Entries taken from a collection
____

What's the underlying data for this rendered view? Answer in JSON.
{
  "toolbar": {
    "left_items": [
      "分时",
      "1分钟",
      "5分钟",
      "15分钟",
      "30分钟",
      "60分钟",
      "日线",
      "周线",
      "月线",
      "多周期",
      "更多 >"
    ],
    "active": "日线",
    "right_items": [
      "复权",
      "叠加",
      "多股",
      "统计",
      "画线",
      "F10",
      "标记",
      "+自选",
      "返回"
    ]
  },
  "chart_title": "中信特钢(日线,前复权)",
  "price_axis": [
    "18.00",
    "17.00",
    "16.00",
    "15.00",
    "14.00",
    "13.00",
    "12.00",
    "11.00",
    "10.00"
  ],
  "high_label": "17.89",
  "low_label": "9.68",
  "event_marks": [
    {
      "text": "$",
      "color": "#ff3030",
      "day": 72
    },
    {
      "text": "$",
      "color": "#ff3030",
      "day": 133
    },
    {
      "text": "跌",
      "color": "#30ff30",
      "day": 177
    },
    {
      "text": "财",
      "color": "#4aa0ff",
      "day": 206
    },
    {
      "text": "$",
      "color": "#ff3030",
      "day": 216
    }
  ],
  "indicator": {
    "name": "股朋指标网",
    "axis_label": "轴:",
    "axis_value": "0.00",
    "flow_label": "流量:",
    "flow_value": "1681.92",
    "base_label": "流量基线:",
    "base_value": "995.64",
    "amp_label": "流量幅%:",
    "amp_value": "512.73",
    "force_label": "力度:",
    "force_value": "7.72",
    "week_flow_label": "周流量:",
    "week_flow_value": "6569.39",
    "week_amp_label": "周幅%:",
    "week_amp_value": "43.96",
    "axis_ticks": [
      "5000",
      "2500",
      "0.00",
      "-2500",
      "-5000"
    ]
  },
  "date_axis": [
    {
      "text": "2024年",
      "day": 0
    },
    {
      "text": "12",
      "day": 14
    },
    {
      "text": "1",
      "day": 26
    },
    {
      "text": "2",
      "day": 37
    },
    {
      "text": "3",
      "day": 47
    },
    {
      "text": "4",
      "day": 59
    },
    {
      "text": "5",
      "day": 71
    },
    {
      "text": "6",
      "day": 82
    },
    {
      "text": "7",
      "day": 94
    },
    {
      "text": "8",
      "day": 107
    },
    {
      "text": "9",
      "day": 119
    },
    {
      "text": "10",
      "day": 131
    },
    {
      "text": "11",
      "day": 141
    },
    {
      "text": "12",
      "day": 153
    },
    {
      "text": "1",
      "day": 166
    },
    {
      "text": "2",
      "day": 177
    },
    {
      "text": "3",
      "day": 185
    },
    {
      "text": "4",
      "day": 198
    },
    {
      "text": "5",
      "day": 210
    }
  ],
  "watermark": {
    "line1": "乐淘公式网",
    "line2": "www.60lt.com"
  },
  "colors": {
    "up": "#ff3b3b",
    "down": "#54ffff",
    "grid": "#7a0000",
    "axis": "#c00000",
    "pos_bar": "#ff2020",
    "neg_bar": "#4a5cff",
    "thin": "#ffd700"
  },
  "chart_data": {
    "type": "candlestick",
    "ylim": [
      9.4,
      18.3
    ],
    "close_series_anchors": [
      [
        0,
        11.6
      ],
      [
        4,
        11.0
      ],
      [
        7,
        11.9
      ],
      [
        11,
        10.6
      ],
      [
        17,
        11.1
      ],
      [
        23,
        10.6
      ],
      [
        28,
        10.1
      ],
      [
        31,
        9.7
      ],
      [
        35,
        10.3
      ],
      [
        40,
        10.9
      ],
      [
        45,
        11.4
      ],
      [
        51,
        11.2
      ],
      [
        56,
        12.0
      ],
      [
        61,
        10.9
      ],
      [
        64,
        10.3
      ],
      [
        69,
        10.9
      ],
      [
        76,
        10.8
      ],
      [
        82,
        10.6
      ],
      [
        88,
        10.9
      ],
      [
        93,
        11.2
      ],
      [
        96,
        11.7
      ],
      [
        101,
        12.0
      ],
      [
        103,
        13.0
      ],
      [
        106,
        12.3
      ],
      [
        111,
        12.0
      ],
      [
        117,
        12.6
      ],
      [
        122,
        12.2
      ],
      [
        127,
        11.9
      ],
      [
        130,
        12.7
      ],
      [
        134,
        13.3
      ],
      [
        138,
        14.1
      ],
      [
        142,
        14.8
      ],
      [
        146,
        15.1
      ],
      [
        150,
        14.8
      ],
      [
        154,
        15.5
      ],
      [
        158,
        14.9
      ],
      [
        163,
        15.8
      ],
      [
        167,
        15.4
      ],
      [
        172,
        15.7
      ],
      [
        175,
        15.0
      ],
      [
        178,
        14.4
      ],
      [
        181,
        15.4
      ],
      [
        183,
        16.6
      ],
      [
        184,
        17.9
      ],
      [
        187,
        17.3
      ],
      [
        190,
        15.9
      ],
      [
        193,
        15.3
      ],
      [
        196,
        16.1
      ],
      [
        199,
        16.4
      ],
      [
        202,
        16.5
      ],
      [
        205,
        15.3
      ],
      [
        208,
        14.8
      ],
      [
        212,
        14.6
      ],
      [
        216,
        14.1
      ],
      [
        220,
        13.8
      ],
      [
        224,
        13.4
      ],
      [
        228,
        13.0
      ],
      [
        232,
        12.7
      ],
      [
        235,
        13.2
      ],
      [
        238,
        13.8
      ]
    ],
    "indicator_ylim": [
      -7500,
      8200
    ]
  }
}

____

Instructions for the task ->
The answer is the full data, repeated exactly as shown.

Task answer ->
What's the underlying data for this rendered view? Answer in JSON.
{
  "toolbar": {
    "left_items": [
      "分时",
      "1分钟",
      "5分钟",
      "15分钟",
      "30分钟",
      "60分钟",
      "日线",
      "周线",
      "月线",
      "多周期",
      "更多 >"
    ],
    "active": "日线",
    "right_items": [
      "复权",
      "叠加",
      "多股",
      "统计",
      "画线",
      "F10",
      "标记",
      "+自选",
      "返回"
    ]
  },
  "chart_title": "中信特钢(日线,前复权)",
  "price_axis": [
    "18.00",
    "17.00",
    "16.00",
    "15.00",
    "14.00",
    "13.00",
    "12.00",
    "11.00",
    "10.00"
  ],
  "high_label": "17.89",
  "low_label": "9.68",
  "event_marks": [
    {
      "text": "$",
      "color": "#ff3030",
      "day": 72
    },
    {
      "text": "$",
      "color": "#ff3030",
      "day": 133
    },
    {
      "text": "跌",
      "color": "#30ff30",
      "day": 177
    },
    {
      "text": "财",
      "color": "#4aa0ff",
      "day": 206
    },
    {
      "text": "$",
      "color": "#ff3030",
      "day": 216
    }
  ],
  "indicator": {
    "name": "股朋指标网",
    "axis_label": "轴:",
    "axis_value": "0.00",
    "flow_label": "流量:",
    "flow_value": "1681.92",
    "base_label": "流量基线:",
    "base_value": "995.64",
    "amp_label": "流量幅%:",
    "amp_value": "512.73",
    "force_label": "力度:",
    "force_value": "7.72",
    "week_flow_label": "周流量:",
    "week_flow_value": "6569.39",
    "week_amp_label": "周幅%:",
    "week_amp_value": "43.96",
    "axis_ticks": [
      "5000",
      "2500",
      "0.00",
      "-2500",
      "-5000"
    ]
  },
  "date_axis": [
    {
      "text": "2024年",
      "day": 0
    },
    {
      "text": "12",
      "day": 14
    },
    {
      "text": "1",
      "day": 26
    },
    {
      "text": "2",
      "day": 37
    },
    {
      "text": "3",
      "day": 47
    },
    {
      "text": "4",
      "day": 59
    },
    {
      "text": "5",
      "day": 71
    },
    {
      "text": "6",
      "day": 82
    },
    {
      "text": "7",
      "day": 94
    },
    {
      "text": "8",
      "day": 107
    },
    {
      "text": "9",
      "day": 119
    },
    {
      "text": "10",
      "day": 131
    },
    {
      "text": "11",
      "day": 141
    },
    {
      "text": "12",
      "day": 153
    },
    {
      "text": "1",
      "day": 166
    },
    {
      "text": "2",
      "day": 177
    },
    {
      "text": "3",
      "day": 185
    },
    {
      "text": "4",
      "day": 198
    },
    {
      "text": "5",
      "day": 210
    }
  ],
  "watermark": {
    "line1": "乐淘公式网",
    "line2": "www.60lt.com"
  },
  "colors": {
    "up": "#ff3b3b",
    "down": "#54ffff",
    "grid": "#7a0000",
    "axis": "#c00000",
    "pos_bar": "#ff2020",
    "neg_bar": "#4a5cff",
    "thin": "#ffd700"
  },
  "chart_data": {
    "type": "candlestick",
    "ylim": [
      9.4,
      18.3
    ],
    "close_series_anchors": [
      [
        0,
        11.6
      ],
      [
        4,
        11.0
      ],
      [
        7,
        11.9
      ],
      [
        11,
        10.6
      ],
      [
        17,
        11.1
      ],
      [
        23,
        10.6
      ],
      [
        28,
        10.1
      ],
      [
        31,
        9.7
      ],
      [
        35,
        10.3
      ],
      [
        40,
        10.9
      ],
      [
        45,
        11.4
      ],
      [
        51,
        11.2
      ],
      [
        56,
        12.0
      ],
      [
        61,
        10.9
      ],
      [
        64,
        10.3
      ],
      [
        69,
        10.9
      ],
      [
        76,
        10.8
      ],
      [
        82,
        10.6
      ],
      [
        88,
        10.9
      ],
      [
        93,
        11.2
      ],
      [
        96,
        11.7
      ],
      [
        101,
        12.0
      ],
      [
        103,
        13.0
      ],
      [
        106,
        12.3
      ],
      [
        111,
        12.0
      ],
      [
        117,
        12.6
      ],
      [
        122,
        12.2
      ],
      [
        127,
        11.9
      ],
      [
        130,
        12.7
      ],
      [
        134,
        13.3
      ],
      [
        138,
        14.1
      ],
      [
        142,
        14.8
      ],
      [
        146,
        15.1
      ],
      [
        150,
        14.8
      ],
      [
        154,
        15.5
      ],
      [
        158,
        14.9
      ],
      [
        163,
        15.8
      ],
      [
        167,
        15.4
      ],
      [
        172,
        15.7
      ],
      [
        175,
        15.0
      ],
      [
        178,
        14.4
      ],
      [
        181,
        15.4
      ],
      [
        183,
        16.6
      ],
      [
        184,
        17.9
      ],
      [
        187,
        17.3
      ],
      [
        190,
        15.9
      ],
      [
        193,
        15.3
      ],
      [
        196,
        16.1
      ],
      [
        199,
        16.4
      ],
      [
        202,
        16.5
      ],
      [
        205,
        15.3
      ],
      [
        208,
        14.8
      ],
      [
        212,
        14.6
      ],
      [
        216,
        14.1
      ],
      [
        220,
        13.8
      ],
      [
        224,
        13.4
      ],
      [
        228,
        13.0
      ],
      [
        232,
        12.7
      ],
      [
        235,
        13.2
      ],
      [
        238,
        13.8
      ]
    ],
    "indicator_ylim": [
      -7500,
      8200
    ]
  }
}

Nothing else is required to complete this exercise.